You’d be surprised how many people will ask, “Why are you using a flash? There’s plenty of light!” Here’s how flash can help your mid-day photos.
A photo of a Wild West wagon, using a fill light to minimize the harsh contrast of the mid-day sun. Nikon D90, 18-200mm VR Nikkor lens, 18mm ISO 200 F/6.3.
You can’t always shoot photos during the “golden hours” (early morning, just before sunset). And you may not always want this. Sometimes, you want to capture the look of something at mid-day.
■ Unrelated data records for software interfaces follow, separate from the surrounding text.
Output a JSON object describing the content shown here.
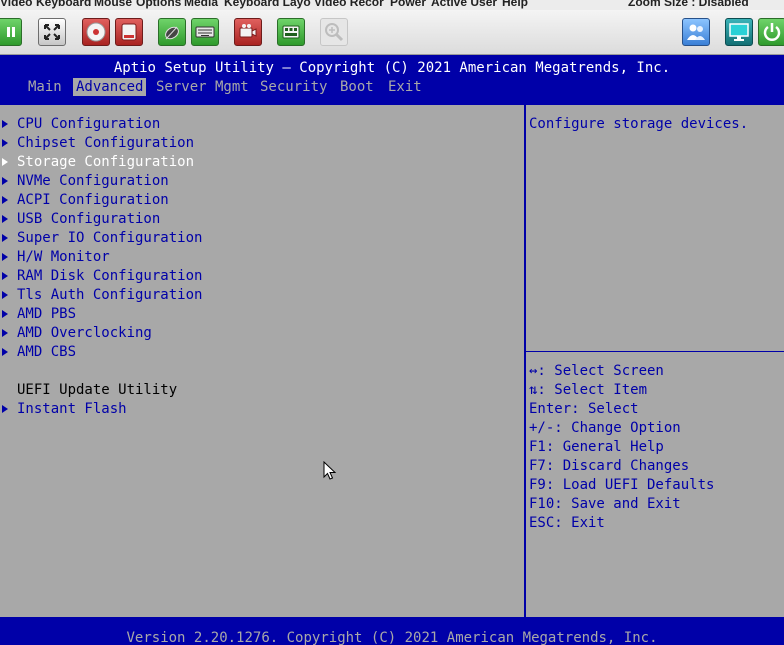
{
  "viewer": {
    "menu": [
      "Video",
      "Keyboard",
      "Mouse",
      "Options",
      "Media",
      "Keyboard Layo",
      "Video Recor",
      "Power",
      "Active User",
      "Help"
    ],
    "zoom_status": "Zoom Size : Disabled"
  },
  "toolbar": {
    "buttons": [
      "pause-icon",
      "fullscreen-icon",
      "cd-media-icon",
      "disk-media-icon",
      "mouse-icon",
      "keyboard-icon",
      "video-record-icon",
      "macro-icon",
      "zoom-icon",
      "user-icon",
      "display-icon",
      "power-icon"
    ]
  },
  "bios": {
    "title": "Aptio Setup Utility – Copyright (C) 2021 American Megatrends, Inc.",
    "tabs": [
      "Main",
      "Advanced",
      "Server Mgmt",
      "Security",
      "Boot",
      "Exit"
    ],
    "active_tab": "Advanced",
    "menu_items": [
      "CPU Configuration",
      "Chipset Configuration",
      "Storage Configuration",
      "NVMe Configuration",
      "ACPI Configuration",
      "USB Configuration",
      "Super IO Configuration",
      "H/W Monitor",
      "RAM Disk Configuration",
      "Tls Auth Configuration",
      "AMD PBS",
      "AMD Overclocking",
      "AMD CBS"
    ],
    "selected_item": "Storage Configuration",
    "section_label": "UEFI Update Utility",
    "section_items": [
      "Instant Flash"
    ],
    "help_text": "Configure storage devices.",
    "key_help": [
      "↔: Select Screen",
      "⇅: Select Item",
      "Enter: Select",
      "+/-: Change Option",
      "F1: General Help",
      "F7: Discard Changes",
      "F9: Load UEFI Defaults",
      "F10: Save and Exit",
      "ESC: Exit"
    ],
    "footer": "Version 2.20.1276. Copyright (C) 2021 American Megatrends, Inc.",
    "colors": {
      "blue": "#0000a8",
      "gray": "#a8a8a8",
      "white": "#ffffff"
    }
  }
}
But as anyone who has shot knows, this can create harsh light and harsh contrasts, particularly with subjects that are in the shade, as shown below:
Our Wild West wagon with no fill light as an example of how mid-day sun can create harsh light and harsh contrasts in photos, particularly with subjects that are partially in the shade. Compare this with the other photo which uses the fill light.
So, what to do? Use a flash as a fill light.
For this photo, I used a Nikon SB-600 Speedlight Flash in wireless mode. I placed it down on the ground, just out of frame on the right side, facing up at the wagon, with a Sto-Fen Omni-Bounce OM-600 Flash Diffuser Unit to diffuse the light. I like to use off-camera flash because I have more control over what area of the subject my flash lights (and if shooting portraits, it’s a great way to avoid getting demonic red eyes!). Here’s another look at the photo using fill flash:
Have another look at the photo of a Wild West wagon, using a fill light to minimize the harsh contrast of the mid-day sun. Nikon D90, 18-200mm VR Nikkor lens, 18mm ISO 200 F/6.3.
Equipment: Nikon D90, Nikon 18-200mm VR II Nikkor Telephoto Zoom Lens, Nikon SB-600 Speedlight, Sto-Fen Flash Diffuser.